Judge Won't Let Rajaratnam's Brother Slide
MANHATTAN (CN) - Inside trader Raj Rajaratnam's little brother can't shake similar charges filed against him last year, a federal judge ruled.
U.S. District Judge Naomi Reice Buchwald found that the indictment against Rengan Rajaratnam, the younger brother of Galleon Group founder Raj Rajaratnam, held enough water for him to face criminal charges of insider trading.
While Buchwald found that two securities fraud charges didn't stack up to a conspiracy charge in the younger Rajaratnam's case, she declined to dismiss them pending government action on how to proceed.
She indicated that she would toss those counts unless prosecutors could provide a "logical theory as to how defendant aided and abetted the alleged securities fraud." She gave the government until May 1 to determine how to proceed.
"The indictment tracks the language of the relevant statutes, provides sufficient particulars to apprise defendants of the charges against him and avoid double jeopardy problems, and adequately alleges the essential elements of tippee liability that have developed through case law," Buchwald wrote.
Raj Rajaratnam was sentenced to 11 years in prison in October 2011 after a jury convicted him of insider trading. Rengan Rajaratnam, who worked for his older brother as a portfolio manager at Galleon, was charged in March 2013 with seven counts of conspiracy and securities fraud.
Prosecutors say Raj Rajaratnam got insider information from Rajiv Goel and Anil Kumar on stock of Clearwire Corp. and Advanced Micro Devices, then supplied the information to his younger brother, who traded on the information in his personal brokerage account at Fidelity Investments and other Galleon Group funds.
The younger Rajaratnam's lawyers sought to have the case tossed, arguing that the charges against him failed to "allege the essential elements of the crimes charged," and sought to dismiss two counts as repugnant, claiming the charges failed to show that Rengan Rajaratnam knew that the two insiders who provided his brother with nonpublic information got kickbacks in exchange for the tips.
But Buchwald was not persuaded, finding that the indictment was enough to give Rajaratnam notice of the charges against him.
Rengan Rajaratnam also argued that he didn't know that the tippers were getting benefits for their information, and therefore didn't break the law.
But the issue of whether a tippee must have knowledge of a tipper's personal benefit in order to be held criminally liable has not yet been resolved by the 2nd Circuit, the judge noted.
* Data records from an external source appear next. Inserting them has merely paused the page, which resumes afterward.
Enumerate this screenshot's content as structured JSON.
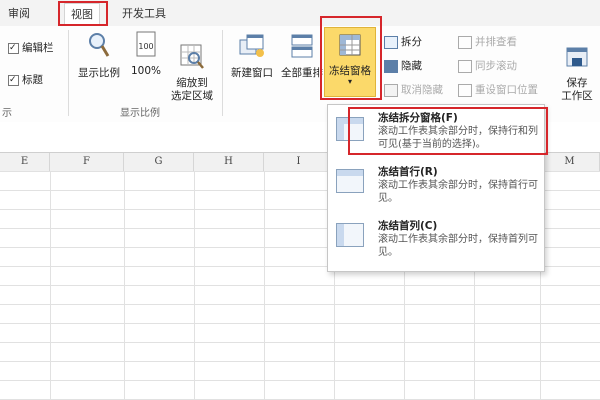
{
  "tabs": [
    {
      "label": "审阅"
    },
    {
      "label": "视图"
    },
    {
      "label": "开发工具"
    }
  ],
  "ribbon": {
    "checkboxes": [
      {
        "label": "编辑栏",
        "checked": true
      },
      {
        "label": "标题",
        "checked": true
      }
    ],
    "show_group_label": "示",
    "zoom_group": {
      "label": "显示比例",
      "buttons": [
        "显示比例",
        "100%",
        "缩放到\n选定区域"
      ]
    },
    "window_group": {
      "new_window": "新建窗口",
      "arrange_all": "全部重排",
      "freeze_panes": "冻结窗格",
      "split": "拆分",
      "hide": "隐藏",
      "unhide": "取消隐藏",
      "view_side_by_side": "并排查看",
      "sync_scroll": "同步滚动",
      "reset_position": "重设窗口位置",
      "save_workspace": "保存\n工作区"
    }
  },
  "columns": [
    "E",
    "F",
    "G",
    "H",
    "I",
    "J",
    "",
    "",
    "M"
  ],
  "dropdown": {
    "items": [
      {
        "title": "冻结拆分窗格(F)",
        "desc": "滚动工作表其余部分时，保持行和列可见(基于当前的选择)。"
      },
      {
        "title": "冻结首行(R)",
        "desc": "滚动工作表其余部分时，保持首行可见。"
      },
      {
        "title": "冻结首列(C)",
        "desc": "滚动工作表其余部分时，保持首列可见。"
      }
    ]
  },
  "colors": {
    "highlight": "#d6262b",
    "active_button": "#fbd96a"
  }
}
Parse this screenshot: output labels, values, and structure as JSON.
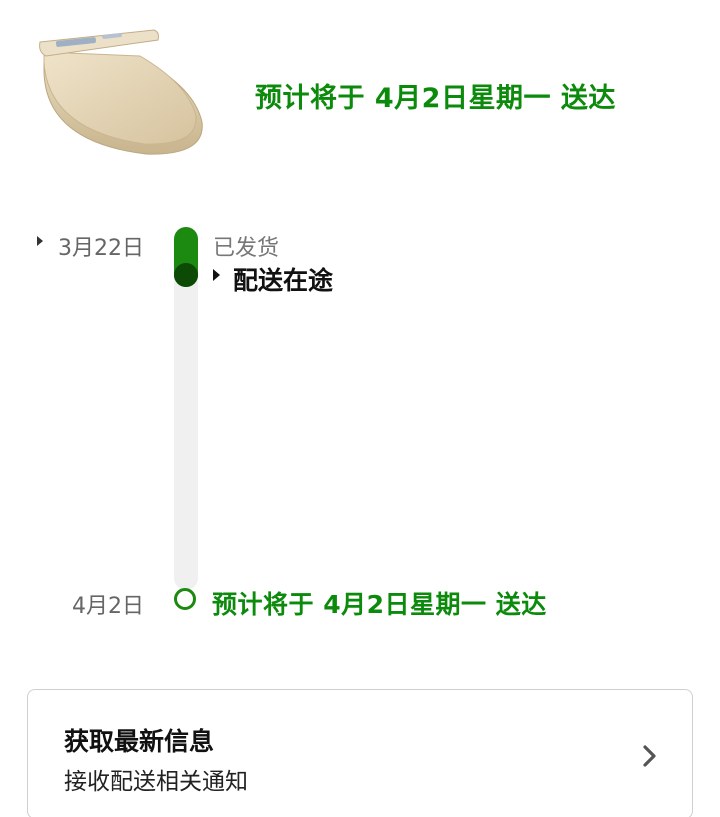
{
  "header": {
    "product_image": "toilet-seat-product-image",
    "delivery_estimate": "预计将于 4月2日星期一 送达"
  },
  "timeline": {
    "start_date": "3月22日",
    "shipped_label": "已发货",
    "current_status": "配送在途",
    "end_date": "4月2日",
    "end_label": "预计将于 4月2日星期一 送达",
    "progress_fraction": 0.03
  },
  "updates_card": {
    "title": "获取最新信息",
    "subtitle": "接收配送相关通知",
    "chevron_icon": "chevron-right-icon"
  },
  "colors": {
    "accent_green": "#0b8a0b",
    "track_fill": "#1c8a10",
    "track_dot": "#0c4a06",
    "track_bg": "#f0f0f0"
  }
}
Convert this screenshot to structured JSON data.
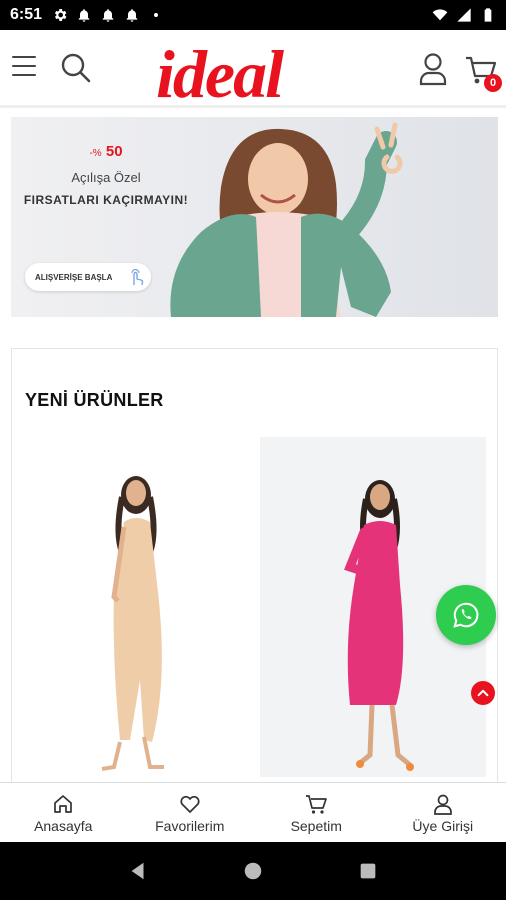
{
  "status_bar": {
    "time": "6:51",
    "left_icons": [
      "gear-icon",
      "notification-bell-icon",
      "notification-bell-icon",
      "notification-bell-icon",
      "dot-icon"
    ],
    "right_icons": [
      "wifi-icon",
      "signal-icon",
      "battery-icon"
    ]
  },
  "header": {
    "logo_text": "ideal",
    "cart_count": "0",
    "brand_color": "#e8131f"
  },
  "banner": {
    "discount": "50",
    "discount_prefix": "-%",
    "subtitle": "Açılışa Özel",
    "headline": "FIRSATLARI KAÇIRMAYIN!",
    "button_label": "ALIŞVERİŞE BAŞLA"
  },
  "products_section": {
    "title": "YENİ ÜRÜNLER",
    "items": [
      {
        "color_name": "beige",
        "dress_color": "#edcfae"
      },
      {
        "color_name": "fuchsia",
        "dress_color": "#e8337a"
      }
    ]
  },
  "floating": {
    "whatsapp_color": "#2ecc4f"
  },
  "bottom_nav": {
    "items": [
      {
        "label": "Anasayfa",
        "icon": "home-icon"
      },
      {
        "label": "Favorilerim",
        "icon": "heart-icon"
      },
      {
        "label": "Sepetim",
        "icon": "cart-icon"
      },
      {
        "label": "Üye Girişi",
        "icon": "user-icon"
      }
    ]
  }
}
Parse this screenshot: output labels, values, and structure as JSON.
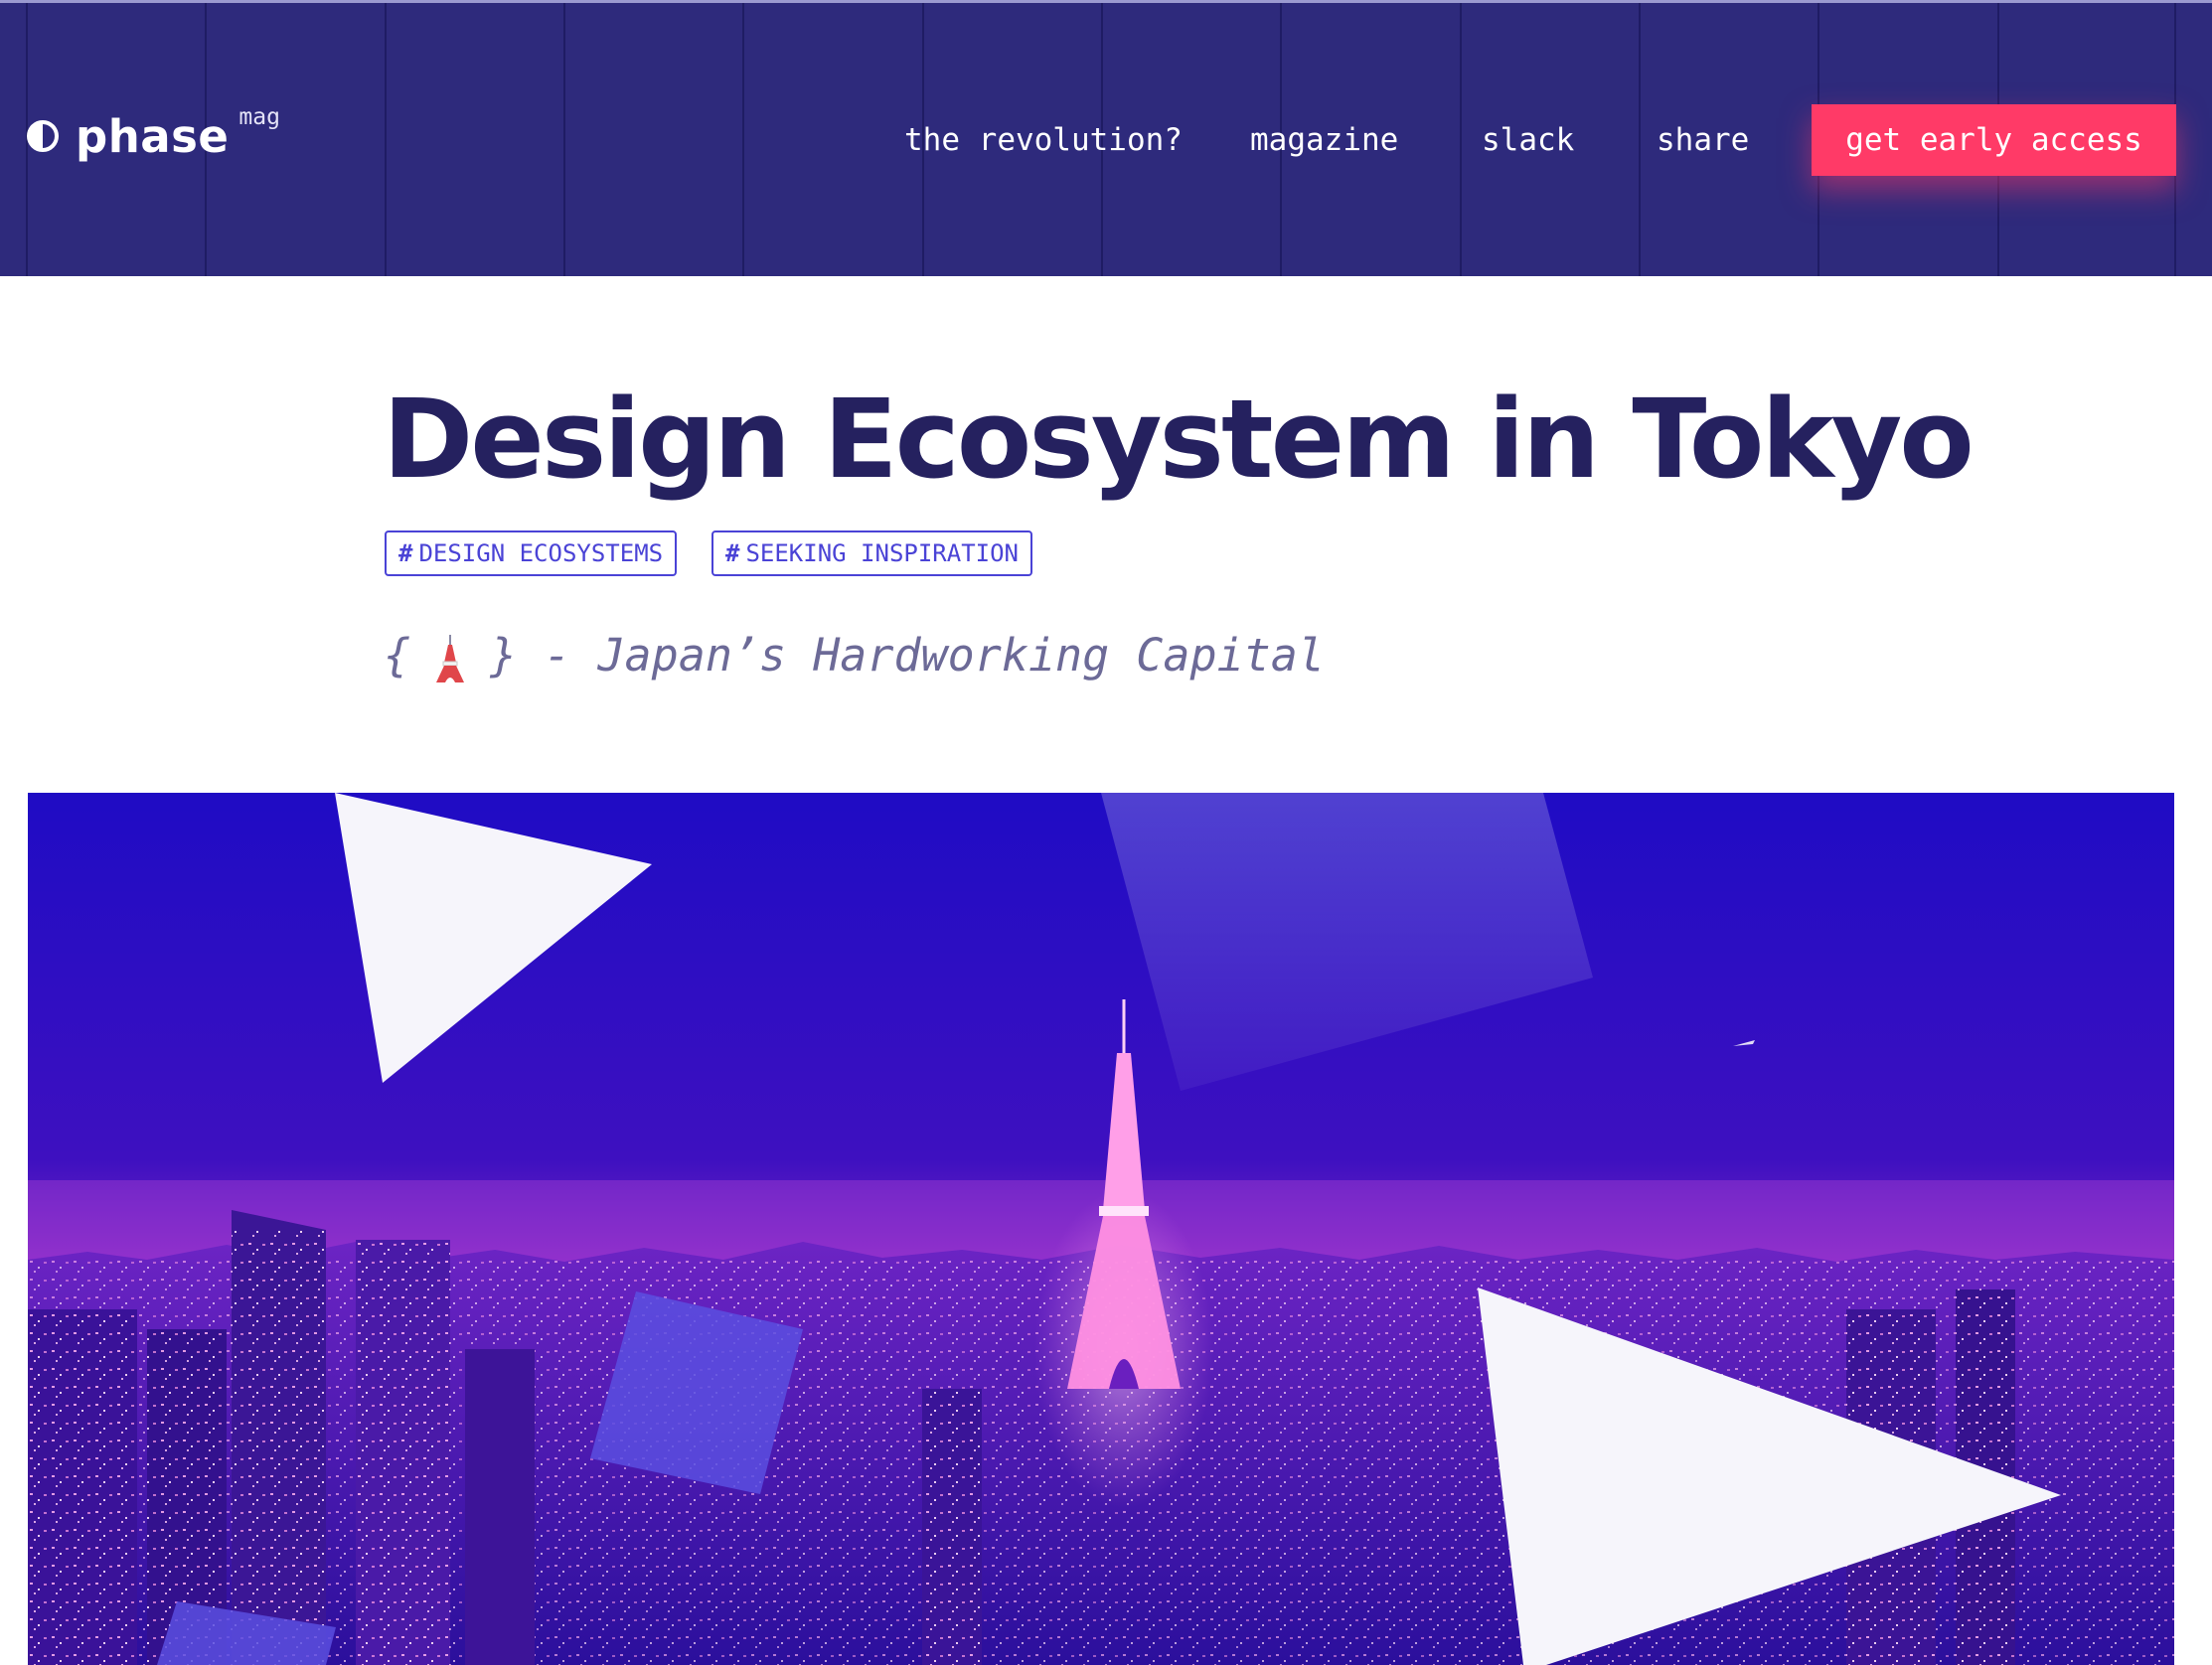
{
  "brand": {
    "logo_icon": "half-circle-icon",
    "name": "phase",
    "superscript": "mag"
  },
  "nav": {
    "items": [
      {
        "label": "the revolution?"
      },
      {
        "label": "magazine"
      },
      {
        "label": "slack"
      },
      {
        "label": "share"
      }
    ],
    "cta_label": "get early access"
  },
  "article": {
    "title": "Design Ecosystem in Tokyo",
    "tags": [
      {
        "label": "DESIGN ECOSYSTEMS"
      },
      {
        "label": "SEEKING INSPIRATION"
      }
    ],
    "subtitle": {
      "open": "{",
      "icon": "tokyo-tower-icon",
      "close": "}",
      "text": "- Japan’s Hardworking Capital"
    },
    "hero_image": "tokyo-night-skyline-image"
  },
  "colors": {
    "header_bg": "#2e2a7c",
    "accent": "#ff3a67",
    "title": "#25215f",
    "tag": "#4a43d6",
    "subtitle": "#6c6a97"
  }
}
"In this regard, we fully appreciate that the parties need guidance on the legal issue in advance of trial," she wrote. "If such guidance is not available sufficiently before trial, the parties will be informed of this court's view on the pending issue."